Scientists have devised an innovative technique that could be used to incorporate batteries, wireless devices and sensors into fabrics like paper and cotton textiles.
The researchers from Imperial College London in the UK used the technique to print metals such as silver, gold and platinum onto fabrics.
Ultimately these technologies could be used for new classes of low-cost medical diagnostic tools, wirelessly powered sticker-sensors to measure air pollution or clothing with health monitoring capabilities, they said.
Metals have been printed onto fabrics, but until now the process has essentially coated the fabric with plastic which renders the fabric waterproof and brittle.
Described in the journal Advanced Functional Materials, the approach would allow metal inks to cover entire fibres rather than simply coating the surface of the fabric.
“Fabrics are ubiquitous and some forms such as paper, are ancient. With this new method of metallising fabrics it will be possible to create new classes of advanced applications,” said Max Grell, a PhD candidate at Imperial College London.
To coat the fibres, the researchers first covered them in microscopic particles of silicon, and then submerged the material into a solution containing metal ions.
This preparatory process, known as SIAM, allows metals to ‘grow’ throughout the material as the ions are deposited on the silicon particles.
This approach coats metal throughout the fabric, allowing paper and textiles to maintain their ability to absorb water and their flexibility alongside providing a large metallic surface.
These properties are important to the functioning of many advanced technologies, particularly sensors and batteries, where ions in solution must interact with electrons in metals.
The team dropped the silicon ink by hand onto the fabrics, but the process could be scaled up and performed by large conventional printers.
The researchers demonstrated its ability to fabricate the elements required for a number of examples of advanced technologies.
The team also used the method to deposit silver onto paper and then added zinc onto the same paper to form a battery.
The new approach was also used to produce a range of sensors. This included a paper-based sensor to detect the genetic indicators of a disease that is fatal to grass-eating animals and associated with Crohn’s disease in humans.
According to the researchers, sensors fabricated within natural fabrics would be cheaper, easy to store and transport, and ultimately could be used in clothing that monitors health.
“We chose applications from a range of different areas to show how versatile and enabling this approach could be,” said Grell.

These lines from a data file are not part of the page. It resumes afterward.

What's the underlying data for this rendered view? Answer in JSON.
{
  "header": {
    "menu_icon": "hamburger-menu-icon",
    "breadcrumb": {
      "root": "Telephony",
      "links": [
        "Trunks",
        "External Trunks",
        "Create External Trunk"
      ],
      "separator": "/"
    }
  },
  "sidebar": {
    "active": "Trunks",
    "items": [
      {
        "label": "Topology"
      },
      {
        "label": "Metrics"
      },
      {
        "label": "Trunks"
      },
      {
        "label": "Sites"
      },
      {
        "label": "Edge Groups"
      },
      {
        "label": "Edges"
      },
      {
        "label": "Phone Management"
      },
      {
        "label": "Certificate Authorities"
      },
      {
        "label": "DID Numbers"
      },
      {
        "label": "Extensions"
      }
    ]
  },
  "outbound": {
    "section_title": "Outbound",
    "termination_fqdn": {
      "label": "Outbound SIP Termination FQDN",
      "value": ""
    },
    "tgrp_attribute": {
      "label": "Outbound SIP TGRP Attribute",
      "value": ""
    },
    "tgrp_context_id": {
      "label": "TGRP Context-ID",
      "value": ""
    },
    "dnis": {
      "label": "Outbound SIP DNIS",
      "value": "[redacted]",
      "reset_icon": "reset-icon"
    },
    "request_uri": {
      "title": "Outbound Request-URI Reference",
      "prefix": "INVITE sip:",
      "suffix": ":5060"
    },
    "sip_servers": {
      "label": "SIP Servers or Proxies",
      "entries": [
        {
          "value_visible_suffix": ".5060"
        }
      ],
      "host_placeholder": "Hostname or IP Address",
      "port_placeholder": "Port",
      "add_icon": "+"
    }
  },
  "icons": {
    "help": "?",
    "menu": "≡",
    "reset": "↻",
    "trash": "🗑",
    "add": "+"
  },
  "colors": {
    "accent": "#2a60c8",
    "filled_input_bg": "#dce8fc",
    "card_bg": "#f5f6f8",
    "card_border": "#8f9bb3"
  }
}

“It involved a lot of collaboration and we hope we have demonstrated the potential of this method so people who specialise in different areas can then develop these applications,” he said.